* **Records for the task**
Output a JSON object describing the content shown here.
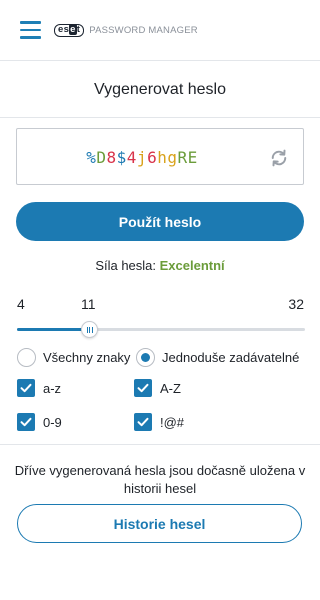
{
  "header": {
    "menu_icon": "hamburger-menu-icon",
    "logo_badge_prefix": "es",
    "logo_badge_mid": "e",
    "logo_badge_suffix": "t",
    "logo_text": "PASSWORD MANAGER"
  },
  "page": {
    "title": "Vygenerovat heslo"
  },
  "password": {
    "value": "%D8$4j6hgRE",
    "refresh_icon": "refresh-icon"
  },
  "actions": {
    "use_password": "Použít heslo",
    "history": "Historie hesel"
  },
  "strength": {
    "label": "Síla hesla:",
    "value": "Excelentní"
  },
  "length_slider": {
    "min": 4,
    "current": 11,
    "max": 32,
    "min_label": "4",
    "current_label": "11",
    "max_label": "32"
  },
  "character_set": {
    "all_chars": {
      "label": "Všechny znaky",
      "selected": false
    },
    "easy_to_type": {
      "label": "Jednoduše zadávatelné",
      "selected": true
    }
  },
  "options": {
    "lowercase": {
      "label": "a-z",
      "checked": true
    },
    "uppercase": {
      "label": "A-Z",
      "checked": true
    },
    "digits": {
      "label": "0-9",
      "checked": true
    },
    "symbols": {
      "label": "!@#",
      "checked": true
    }
  },
  "history_note": "Dříve vygenerovaná hesla jsou dočasně uložena v historii hesel",
  "colors": {
    "accent": "#1c7ab2",
    "strength_excellent": "#6b9c3a",
    "pw_symbol": "#1c7ab2",
    "pw_digit": "#d8334a",
    "pw_upper": "#6b9c3a",
    "pw_lower": "#d9a21b"
  }
}
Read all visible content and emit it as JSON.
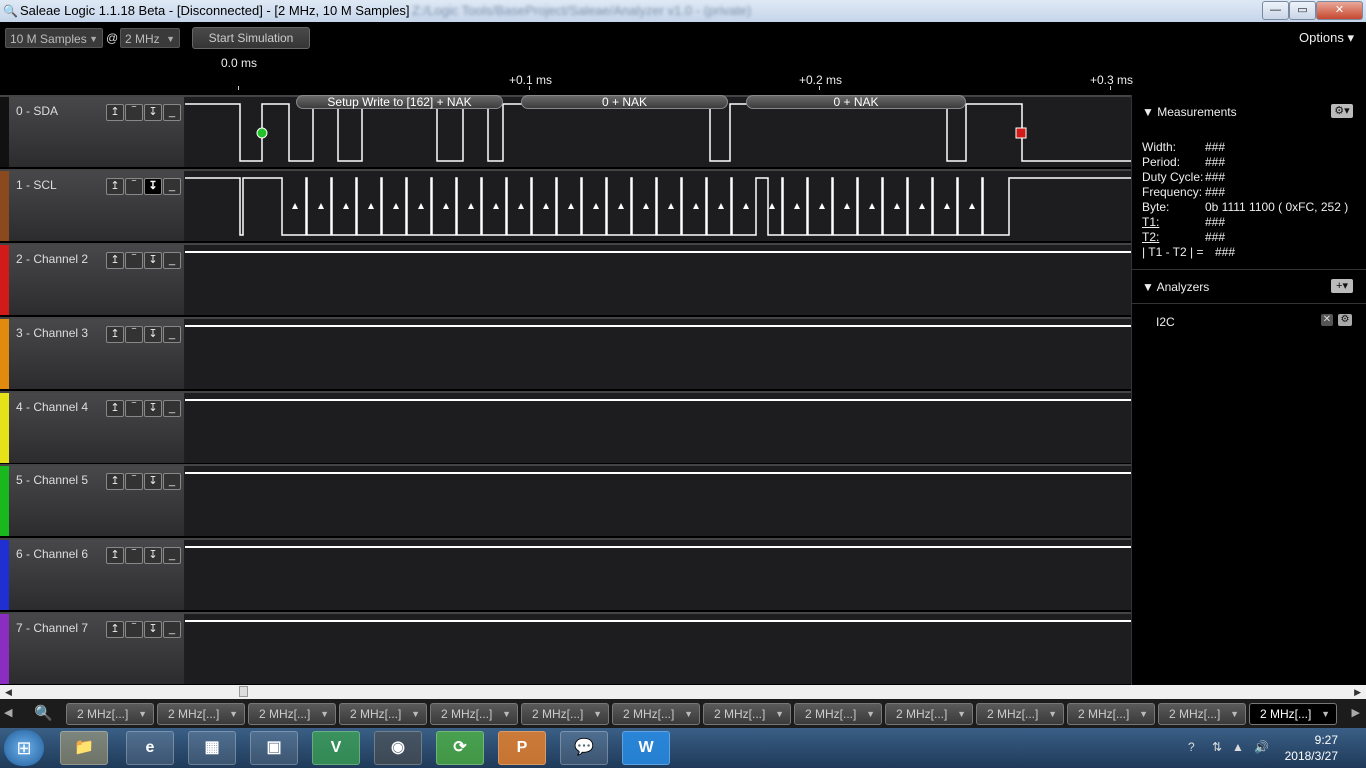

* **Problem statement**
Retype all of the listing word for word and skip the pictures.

* **Written reply**
Output a JSON object describing the content shown here.
{
  "header": {
    "menu_icon": "hamburger-menu-icon",
    "logo_badge_prefix": "es",
    "logo_badge_mid": "e",
    "logo_badge_suffix": "t",
    "logo_text": "PASSWORD MANAGER"
  },
  "page": {
    "title": "Vygenerovat heslo"
  },
  "password": {
    "value": "%D8$4j6hgRE",
    "refresh_icon": "refresh-icon"
  },
  "actions": {
    "use_password": "Použít heslo",
    "history": "Historie hesel"
  },
  "strength": {
    "label": "Síla hesla:",
    "value": "Excelentní"
  },
  "length_slider": {
    "min": 4,
    "current": 11,
    "max": 32,
    "min_label": "4",
    "current_label": "11",
    "max_label": "32"
  },
  "character_set": {
    "all_chars": {
      "label": "Všechny znaky",
      "selected": false
    },
    "easy_to_type": {
      "label": "Jednoduše zadávatelné",
      "selected": true
    }
  },
  "options": {
    "lowercase": {
      "label": "a-z",
      "checked": true
    },
    "uppercase": {
      "label": "A-Z",
      "checked": true
    },
    "digits": {
      "label": "0-9",
      "checked": true
    },
    "symbols": {
      "label": "!@#",
      "checked": true
    }
  },
  "history_note": "Dříve vygenerovaná hesla jsou dočasně uložena v historii hesel",
  "colors": {
    "accent": "#1c7ab2",
    "strength_excellent": "#6b9c3a",
    "pw_symbol": "#1c7ab2",
    "pw_digit": "#d8334a",
    "pw_upper": "#6b9c3a",
    "pw_lower": "#d9a21b"
  }
}
Read all visible content and emit it as JSON.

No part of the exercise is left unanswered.